A retrospective descriptive analysis of non-physician-performed prehospital endotracheal intubation practices and performance in South Africa

Introduction Prehospital advanced airway management, including endotracheal intubation (ETI), is one of the most commonly performed advanced life support skills. In South Africa, prehospital ETI is performed by non-physician prehospital providers. This practice has recently come under scrutiny due to lower first pass (FPS) and overall success rates, a high incidence of adverse events (AEs), and limited evidence regarding the impact of ETI on mortality. The aim of this study was to describe non-physician ETI in a South African national sample in terms of patient demographics, indications for intubation, means of intubation and success rates. A secondary aim was to determine what factors were predictive of first pass success. Methods This study was a retrospective chart review of prehospital ETIs performed by non-physician prehospital providers, between 01 January 2017 and 31 December 2017. Two national private Emergency Medical Services (EMS) and one provincial public EMS were sampled. Data were analysed descriptively and summarised. Logistic regression was performed to evaluate factors that affect the likelihood of FPS. Results A total of 926 cases were included. The majority of cases were adults (n = 781, 84.3%) and male (n = 553, 57.6%). The most common pathologies requiring emergency treatment were head injury, including traumatic brain injury (n = 328, 35.4%), followed by cardiac arrest (n = 204, 22.0%). The mean time on scene was 46 minutes (SD = 28.3). The most cited indication for intubation was decreased level of consciousness (n = 515, 55.6%), followed by cardiac arrest (n = 242, 26.9%) and ineffective ventilation (n = 96, 10.4%). Rapid sequence intubation (RSI, n = 344, 37.2%) was the most common approach. The FPS rate was 75.3%, with an overall success rate of 95.7%. Intubation failed in 33 (3.6%) patients. The need for ventilation was inversely associated with FPS (OR = 0.42, 95% CI: 0.20–0.88, p = 0.02); while deep sedation (OR = 0.56, 95% CI: 0.36–0.88, p = 0.13) and no drugs (OR = 0.47, 95% CI: 0.25–0.90, p = 0.02) compared to RSI was less likely to result in FPS. Increased scene time (OR = 0.99, 95% CI: 0.985–0.997, p < 0.01) was inversely associated FPS. Conclusion This is one of the first and largest studies evaluating prehospital ETI in Africa.

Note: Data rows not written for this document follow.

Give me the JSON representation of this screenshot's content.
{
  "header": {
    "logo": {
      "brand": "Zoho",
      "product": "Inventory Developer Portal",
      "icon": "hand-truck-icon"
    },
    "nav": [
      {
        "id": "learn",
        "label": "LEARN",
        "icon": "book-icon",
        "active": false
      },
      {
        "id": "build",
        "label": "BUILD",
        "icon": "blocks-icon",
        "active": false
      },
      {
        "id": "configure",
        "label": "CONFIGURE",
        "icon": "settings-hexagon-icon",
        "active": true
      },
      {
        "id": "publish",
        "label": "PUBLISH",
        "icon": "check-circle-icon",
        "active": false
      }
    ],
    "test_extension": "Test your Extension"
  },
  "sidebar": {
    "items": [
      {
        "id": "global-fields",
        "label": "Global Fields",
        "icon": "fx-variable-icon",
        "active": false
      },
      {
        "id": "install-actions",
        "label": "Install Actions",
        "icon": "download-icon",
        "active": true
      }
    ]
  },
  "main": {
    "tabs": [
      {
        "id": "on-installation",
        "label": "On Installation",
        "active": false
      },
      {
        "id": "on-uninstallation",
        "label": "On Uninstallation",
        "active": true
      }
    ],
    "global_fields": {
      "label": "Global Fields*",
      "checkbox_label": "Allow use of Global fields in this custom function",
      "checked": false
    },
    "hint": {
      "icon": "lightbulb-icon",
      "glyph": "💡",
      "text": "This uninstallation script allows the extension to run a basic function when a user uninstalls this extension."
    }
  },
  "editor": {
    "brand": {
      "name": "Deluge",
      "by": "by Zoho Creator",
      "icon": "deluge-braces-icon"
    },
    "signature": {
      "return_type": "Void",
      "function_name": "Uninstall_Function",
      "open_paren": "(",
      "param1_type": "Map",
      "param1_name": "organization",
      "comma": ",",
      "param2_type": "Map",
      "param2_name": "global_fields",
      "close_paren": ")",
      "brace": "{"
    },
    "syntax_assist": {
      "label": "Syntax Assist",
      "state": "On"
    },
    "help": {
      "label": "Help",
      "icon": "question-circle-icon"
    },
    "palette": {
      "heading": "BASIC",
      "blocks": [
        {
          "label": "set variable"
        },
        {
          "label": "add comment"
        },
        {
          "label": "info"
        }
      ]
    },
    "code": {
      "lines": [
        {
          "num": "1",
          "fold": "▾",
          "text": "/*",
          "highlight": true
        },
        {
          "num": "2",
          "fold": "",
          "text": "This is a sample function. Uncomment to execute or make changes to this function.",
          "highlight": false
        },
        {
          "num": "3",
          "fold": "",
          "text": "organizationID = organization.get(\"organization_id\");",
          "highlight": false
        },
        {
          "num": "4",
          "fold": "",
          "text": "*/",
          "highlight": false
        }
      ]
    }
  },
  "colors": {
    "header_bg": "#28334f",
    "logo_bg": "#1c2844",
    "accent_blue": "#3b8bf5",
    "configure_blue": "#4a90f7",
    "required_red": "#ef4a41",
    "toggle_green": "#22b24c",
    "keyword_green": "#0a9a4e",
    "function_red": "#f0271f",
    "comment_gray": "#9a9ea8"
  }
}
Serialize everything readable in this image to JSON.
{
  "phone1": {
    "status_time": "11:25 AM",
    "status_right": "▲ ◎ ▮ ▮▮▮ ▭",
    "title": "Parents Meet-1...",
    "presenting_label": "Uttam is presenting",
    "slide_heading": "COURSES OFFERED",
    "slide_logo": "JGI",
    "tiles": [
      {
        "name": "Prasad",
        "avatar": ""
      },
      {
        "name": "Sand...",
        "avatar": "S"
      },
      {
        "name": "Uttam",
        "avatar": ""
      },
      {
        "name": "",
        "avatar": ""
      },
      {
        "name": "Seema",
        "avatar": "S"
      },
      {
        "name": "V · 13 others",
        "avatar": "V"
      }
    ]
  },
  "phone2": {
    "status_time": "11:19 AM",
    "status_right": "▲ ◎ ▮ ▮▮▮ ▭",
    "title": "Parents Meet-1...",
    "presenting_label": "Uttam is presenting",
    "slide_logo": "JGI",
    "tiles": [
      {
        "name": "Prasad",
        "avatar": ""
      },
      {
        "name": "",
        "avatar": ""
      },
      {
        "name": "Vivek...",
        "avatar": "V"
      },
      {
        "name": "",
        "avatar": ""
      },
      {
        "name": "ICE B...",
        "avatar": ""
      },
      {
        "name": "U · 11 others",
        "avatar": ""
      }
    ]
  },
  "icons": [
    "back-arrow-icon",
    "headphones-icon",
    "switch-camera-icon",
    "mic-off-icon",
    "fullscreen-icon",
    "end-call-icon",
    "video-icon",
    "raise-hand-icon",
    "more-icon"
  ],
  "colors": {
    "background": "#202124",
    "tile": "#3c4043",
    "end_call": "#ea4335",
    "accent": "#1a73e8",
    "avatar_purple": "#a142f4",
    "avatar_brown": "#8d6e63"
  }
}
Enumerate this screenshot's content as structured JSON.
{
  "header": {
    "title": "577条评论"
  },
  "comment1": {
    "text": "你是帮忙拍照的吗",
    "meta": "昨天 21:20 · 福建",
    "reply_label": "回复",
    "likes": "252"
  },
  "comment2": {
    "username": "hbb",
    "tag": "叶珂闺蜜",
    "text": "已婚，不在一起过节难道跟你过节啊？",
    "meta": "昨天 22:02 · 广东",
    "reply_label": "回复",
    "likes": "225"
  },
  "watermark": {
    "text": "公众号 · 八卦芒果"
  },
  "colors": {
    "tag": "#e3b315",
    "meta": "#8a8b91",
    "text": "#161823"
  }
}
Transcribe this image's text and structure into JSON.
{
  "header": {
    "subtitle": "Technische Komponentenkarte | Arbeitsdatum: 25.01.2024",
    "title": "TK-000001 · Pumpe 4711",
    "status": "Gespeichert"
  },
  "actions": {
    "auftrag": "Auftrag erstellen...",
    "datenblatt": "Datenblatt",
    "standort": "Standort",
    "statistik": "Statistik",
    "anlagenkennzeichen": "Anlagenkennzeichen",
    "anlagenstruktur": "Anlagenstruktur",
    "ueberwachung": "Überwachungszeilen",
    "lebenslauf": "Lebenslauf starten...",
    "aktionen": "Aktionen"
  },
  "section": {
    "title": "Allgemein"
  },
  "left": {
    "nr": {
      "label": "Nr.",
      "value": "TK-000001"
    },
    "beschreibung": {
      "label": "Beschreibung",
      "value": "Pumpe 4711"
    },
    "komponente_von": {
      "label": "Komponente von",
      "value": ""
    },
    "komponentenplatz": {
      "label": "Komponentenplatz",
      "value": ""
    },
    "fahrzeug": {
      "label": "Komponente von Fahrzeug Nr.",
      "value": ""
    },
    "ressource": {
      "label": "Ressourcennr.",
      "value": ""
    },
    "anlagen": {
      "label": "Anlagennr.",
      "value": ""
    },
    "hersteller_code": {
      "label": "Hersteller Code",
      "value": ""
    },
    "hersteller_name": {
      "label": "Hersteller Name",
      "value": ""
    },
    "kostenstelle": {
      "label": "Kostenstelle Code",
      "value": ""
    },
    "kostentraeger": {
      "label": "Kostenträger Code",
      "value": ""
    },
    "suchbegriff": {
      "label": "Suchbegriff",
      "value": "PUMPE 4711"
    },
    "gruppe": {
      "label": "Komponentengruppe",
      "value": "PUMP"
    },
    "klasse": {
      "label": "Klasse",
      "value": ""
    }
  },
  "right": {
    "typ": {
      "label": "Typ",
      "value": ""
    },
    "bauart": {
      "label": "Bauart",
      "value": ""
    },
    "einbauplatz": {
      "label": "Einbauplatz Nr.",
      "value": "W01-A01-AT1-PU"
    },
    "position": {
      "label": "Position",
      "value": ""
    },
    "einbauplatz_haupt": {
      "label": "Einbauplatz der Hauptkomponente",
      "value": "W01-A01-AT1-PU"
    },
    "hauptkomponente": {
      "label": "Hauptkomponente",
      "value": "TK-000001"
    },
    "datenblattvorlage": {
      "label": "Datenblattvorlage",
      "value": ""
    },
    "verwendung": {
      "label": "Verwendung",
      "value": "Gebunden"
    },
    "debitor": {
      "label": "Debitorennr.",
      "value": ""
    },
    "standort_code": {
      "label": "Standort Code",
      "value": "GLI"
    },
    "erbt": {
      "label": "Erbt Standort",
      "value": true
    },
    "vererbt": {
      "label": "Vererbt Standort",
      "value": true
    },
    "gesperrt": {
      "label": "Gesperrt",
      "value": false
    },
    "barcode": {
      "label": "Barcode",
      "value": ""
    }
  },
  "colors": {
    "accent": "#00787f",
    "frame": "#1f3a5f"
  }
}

In this sample of ground-based EMS non-physician ETI, we found success rates similar to those reported in the literature. More research is needed to determine AE rates and the impact of ETI on patient outcome. There is an urgent need to standardise prehospital ETI reporting in South Africa to facilitate future research.